and he practiced his religion so fervently that no one doubted that hewould become a priest. In 1900 he entered St. Peter's Academy andCollege in Jersey City, where his teachers were Jesuits, and, one ofthese, Father McLaughlin, urged him to enter the Jesuit Orderfollowing his graduation in 1907.But in 1903 he discovered the works of some alluring infidels in theJersey City Public Library -- Darwin, Huxley, Spencer and Haeckel.Biology, with its Nature "red in tooth and claw," did some harm to hisfaith, and suddenly, in his 18
year, it dawned upon him that he couldnot honestly dedicate himself to the priesthood – but how could hebreak the news to his mother, who had pinned her hopes, both forthis world and the next, on offering her son in service to God?
The outcome was extraordinary, for, while Durant was losing onefaith, he was taking on another in compensation. In 1905 heexchanged his devotion for Socialism. An earthly paradise, he felt,would compensate for the heaven lost in the glare of biology. Anotheryouth attending the same college was suffering a similar andsimultaneous infection, for he, too, had been headed for the clergy.To both boys occurred the fascinating idea of pleasing proud parentsby entering the priesthood – but, once in, they would work to convertthe American Catholic Church to socialism.
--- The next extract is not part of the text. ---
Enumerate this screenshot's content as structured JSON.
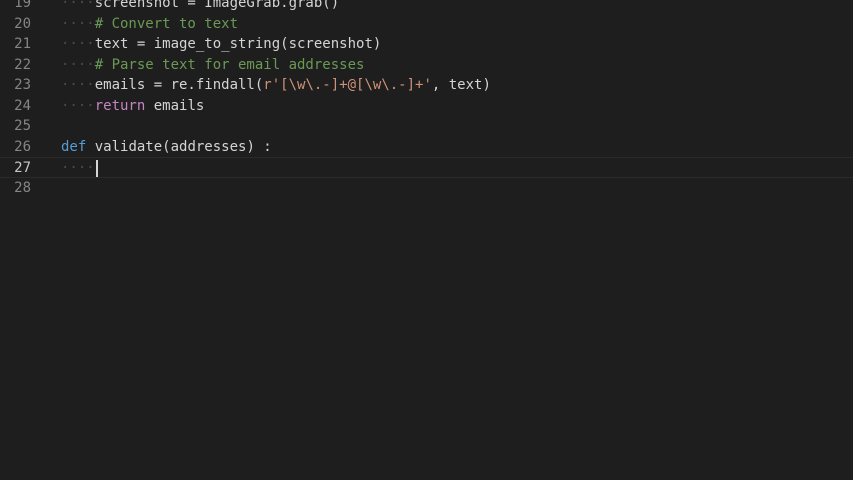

For a time, some inklingof the size of the enterprise deterred the conspirators, but they failedto heed the warning.
Graduating in 1907, Durantpersuaded Arthur Brisbane to offerhim employment as a cub reporter --at the princely sum of ten dollars aweek -- on the
New York Evening Journal
. This was a heady changefrom the young man's youthful piety,for the evening papers of New York inthat summer were featuring rapecases. The young man, dizzy withSocialism but still mindful of hismorals, found himself pursuing sexcriminals, day after day. Theoccupation turned his stomach, and a